of a steamer trunk, like eggs in a nest
of yellow letters. Then I found more
at the back of dark drawers filled
with worn lace and linen. Strange orbs
glistening like eyes brimming with tears.
I didn’t know why she hid them.
Either they were precious jewels
or contraband. How could reticence
be so white, be pushed away so deeply.
Moths must feed on dust,
subsist on heat and light.
When we visited, my fear filled
the little room upstairs where we slept.
She lived below, her teeth left overnight
in a red glass beside the sink.
The tread, she said, was too steep.
At bedtime I climbed carefully
so the moths wouldn’t hear me coming,
feet where the boards wouldn’t squeak.
From bed I surveyed the kitchen below
through an open heating vent
set like a TV screen in the floor,
listening to women’s voices
late into the night.
I was the only man in the house
though at the time I didn’t know
what that meant, why
they expected more out of me.
When mother finally came to bed
I was sound asleep. She managed
those stairs so quietly I never heard
her coming. Her blankets twisted around her
like a cocoon, so she stayed invisible to me.
I asked Grandmother one morning
while I spooned my shredded wheat
if moths ate skin.
She said she didn’t think so,
then put her teeth in.
Friday, April 24, 2015
People say, after you’re dead
you don’t care about the details
that piled up while you were living
but I wonder how they know,
how anyone can be so certain
that worry turns off its light
and slams the door.
And I wonder if by saying
the dead don’t care
the living reveal how much
they do care but wish they didn’t.
What if after death all we do is care,
care that while alive we didn’t care
enough, that we spent our anxiety
on trivial news and gossip.
If the dead ever stop caring
then there’s no hope for the living.
Leave your house unlocked,
your dog unleashed,
your heart open to happenstance.
Friday, April 17, 2015
A man drove to the lumberyard to return a board. He had to stop at the gate to check in with the gatekeeper.

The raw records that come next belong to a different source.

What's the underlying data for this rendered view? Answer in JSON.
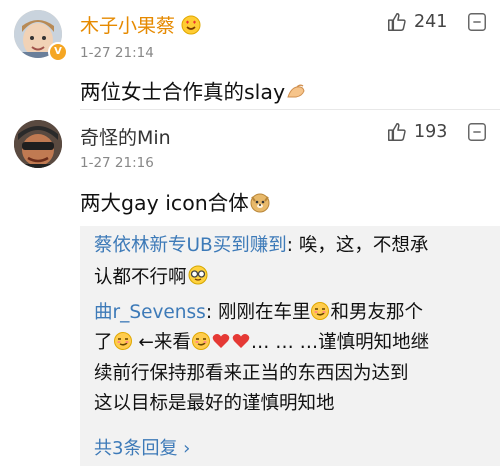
{
  "comments": [
    {
      "username": "木子小果蔡",
      "time": "1-27 21:14",
      "text": "两位女士合作真的slay",
      "likes": "241",
      "verified_badge": "V",
      "name_emoji": "heart-eyes-emoji",
      "text_emoji": "pinching-hand-emoji",
      "name_color": "#e68a00"
    },
    {
      "username": "奇怪的Min",
      "time": "1-27 21:16",
      "text": "两大gay icon合体",
      "likes": "193",
      "text_emoji": "doge-emoji",
      "name_color": "#333333",
      "replies": [
        {
          "author": "蔡依林新专UB买到赚到",
          "lines": [
            ": 唉，这，不想承",
            "认都不行啊"
          ],
          "end_emoji": "nerd-glasses-emoji"
        },
        {
          "author": "曲r_Sevenss",
          "lines": [
            ": 刚刚在车里",
            "和男友那个",
            "了",
            " ←来看",
            "… … …谨慎明知地继",
            "续前行保持那看来正当的东西因为达到",
            "这以目标是最好的谨慎明知地"
          ],
          "emojis": [
            "smirk-emoji",
            "red-heart-emoji"
          ]
        }
      ],
      "more_replies": "共3条回复 ›"
    }
  ],
  "colors": {
    "link_blue": "#3d7ab8",
    "reply_bg": "#f2f2f2",
    "time_gray": "#888888"
  }
}
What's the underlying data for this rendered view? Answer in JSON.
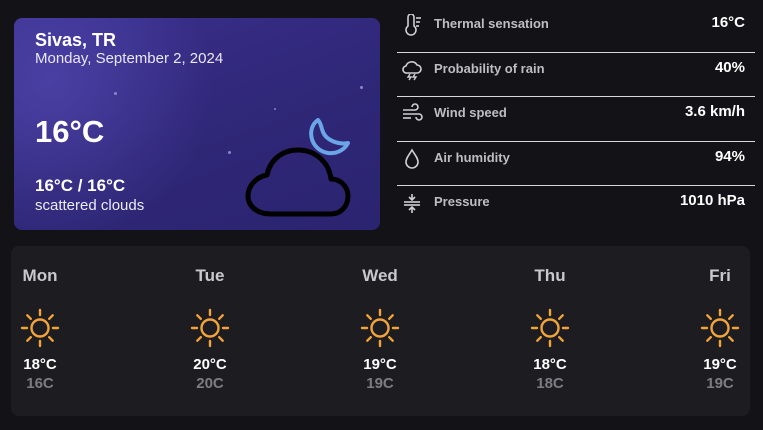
{
  "current": {
    "city": "Sivas, TR",
    "date": "Monday, September 2, 2024",
    "temperature": "16°C",
    "range": "16°C / 16°C",
    "description": "scattered clouds",
    "condition_icon": "night-cloud-moon-icon"
  },
  "details": [
    {
      "icon": "thermometer-icon",
      "label": "Thermal sensation",
      "value": "16°C"
    },
    {
      "icon": "rain-cloud-icon",
      "label": "Probability of rain",
      "value": "40%"
    },
    {
      "icon": "wind-icon",
      "label": "Wind speed",
      "value": "3.6 km/h"
    },
    {
      "icon": "droplet-icon",
      "label": "Air humidity",
      "value": "94%"
    },
    {
      "icon": "pressure-icon",
      "label": "Pressure",
      "value": "1010 hPa"
    }
  ],
  "forecast": [
    {
      "day": "Mon",
      "icon": "sun-icon",
      "high": "18°C",
      "low": "16C"
    },
    {
      "day": "Tue",
      "icon": "sun-icon",
      "high": "20°C",
      "low": "20C"
    },
    {
      "day": "Wed",
      "icon": "sun-icon",
      "high": "19°C",
      "low": "19C"
    },
    {
      "day": "Thu",
      "icon": "sun-icon",
      "high": "18°C",
      "low": "18C"
    },
    {
      "day": "Fri",
      "icon": "sun-icon",
      "high": "19°C",
      "low": "19C"
    }
  ],
  "colors": {
    "background": "#131317",
    "card_gradient_start": "#3a2f8c",
    "card_gradient_end": "#2b2470",
    "panel": "#1d1d21",
    "moon": "#6aa6e8",
    "sun": "#f2a33a",
    "muted_text": "#7c7c84"
  }
}
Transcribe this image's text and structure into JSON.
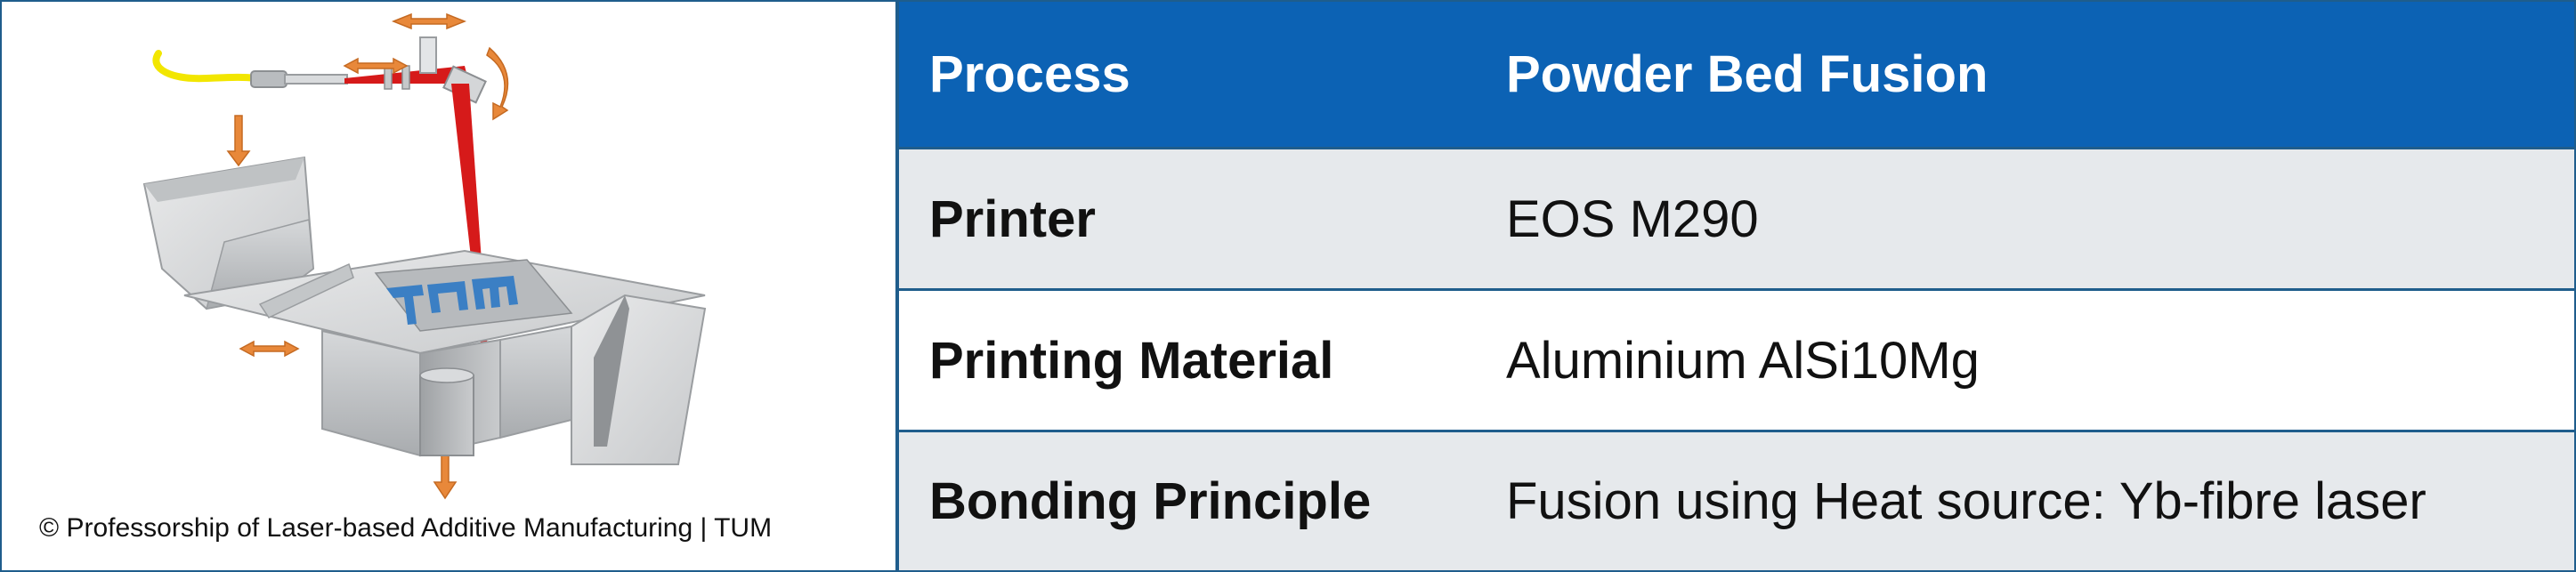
{
  "figure": {
    "credit": "© Professorship of Laser-based Additive Manufacturing | TUM",
    "logo_text": "TUM",
    "colors": {
      "laser": "#d61a1a",
      "fiber": "#f2e600",
      "arrows": "#e8883a",
      "metal": "#d4d6d8",
      "logo": "#3b7fc4"
    }
  },
  "table": {
    "header": {
      "key": "Process",
      "value": "Powder Bed Fusion"
    },
    "rows": [
      {
        "key": "Printer",
        "value": "EOS M290"
      },
      {
        "key": "Printing Material",
        "value": "Aluminium AlSi10Mg"
      },
      {
        "key": "Bonding Principle",
        "value": "Fusion using Heat source: Yb-fibre laser"
      }
    ],
    "colors": {
      "header_bg": "#0c62b4",
      "row_alt_bg": "#e6e9ec",
      "border": "#1f5d8c"
    }
  }
}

“The board in the back of the truck, I want to return it” the man said.
The gatekeeper sighed. He knew what kind of day it was going to be.
“Why do you want to return the board?” the gatekeeper asked.
“Do I need a reason?” the man replied.
The challenge hovered in the air between them.
“Well, yes,” the gatekeeper said, “At least I’d like to know if the board was somehow unsatisfactory, and if so, how it failed to meet whatever demands you place on your boards.”
“I’m not excited by this board anymore,” the man said.
“Were you excited by it when you left the lumberyard yesterday?” the gatekeeper inquired.
“Yes, very excited!” the man replied. “In fact, I was willing to pay twice the price
that I did pay for any board like the one in the back of my truck.”
Anyone who might have been close enough to overhear the conversation at the check-in gate would have heard the excitement in the customer’s voice. It was genuine. Clearly, he wasn’t lying about the excitement.
“Did something happen to the board between then and now?” the gatekeeper asked.
“I unloaded it” said the man, “and put it straight into the garage when I got home, but this morning it just wasn’t the same board.”
“Then what do you think happened to it?” the gatekeeper wanted to know.
“I don’t know.”
A brief pause filled the space between them.
The gatekeeper glanced down at his clipboard, not really looking for anything in particular, partly hoping when he looked back up the man would have driven away. He looked back up.
“Do you think a different board just like the one in the back of your truck will bring the excitement back?” the gatekeeper proposed.
“Alright, drive all the way to the end of the yard and park on the left. Somebody will be there to help you exchange the board.”
The man nodded and put his truck into gear. He drove away from the gate very slowly but halfway through the yard the gatekeeper thought he heard a burst of acceleration. It could have been the forklift starting up. Who knows.
It was a graveyard of lumber the gatekeeper had to deal with five days a week, and it had lost all of its excitement years ago.